[Records contained in a dataset]
Start of Block

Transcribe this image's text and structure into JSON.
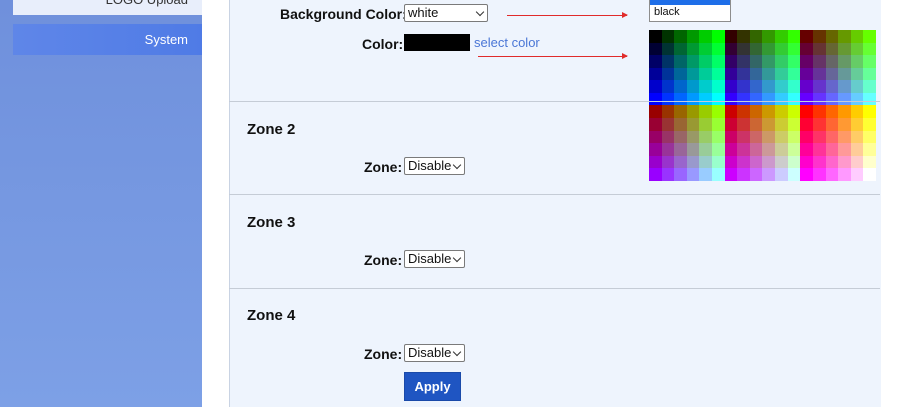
{
  "sidebar": {
    "items": [
      {
        "label": "LOGO Upload"
      },
      {
        "label": "System"
      }
    ]
  },
  "form": {
    "background_color_label": "Background Color:",
    "background_color_value": "white",
    "color_label": "Color:",
    "select_color_link": "select color",
    "dropdown_options": [
      "black"
    ],
    "zones": [
      {
        "title": "Zone 2",
        "label": "Zone:",
        "value": "Disable"
      },
      {
        "title": "Zone 3",
        "label": "Zone:",
        "value": "Disable"
      },
      {
        "title": "Zone 4",
        "label": "Zone:",
        "value": "Disable"
      }
    ],
    "apply_label": "Apply"
  },
  "colors": {
    "accent": "#1f55c2",
    "annotation_arrow": "#e02b2b",
    "link": "#4a76d6"
  }
}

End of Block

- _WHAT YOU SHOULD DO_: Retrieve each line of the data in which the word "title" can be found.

- _SOLUTION TO THE EXERCISE_:
        "title": "Zone 2",
        "title": "Zone 3",
        "title": "Zone 4",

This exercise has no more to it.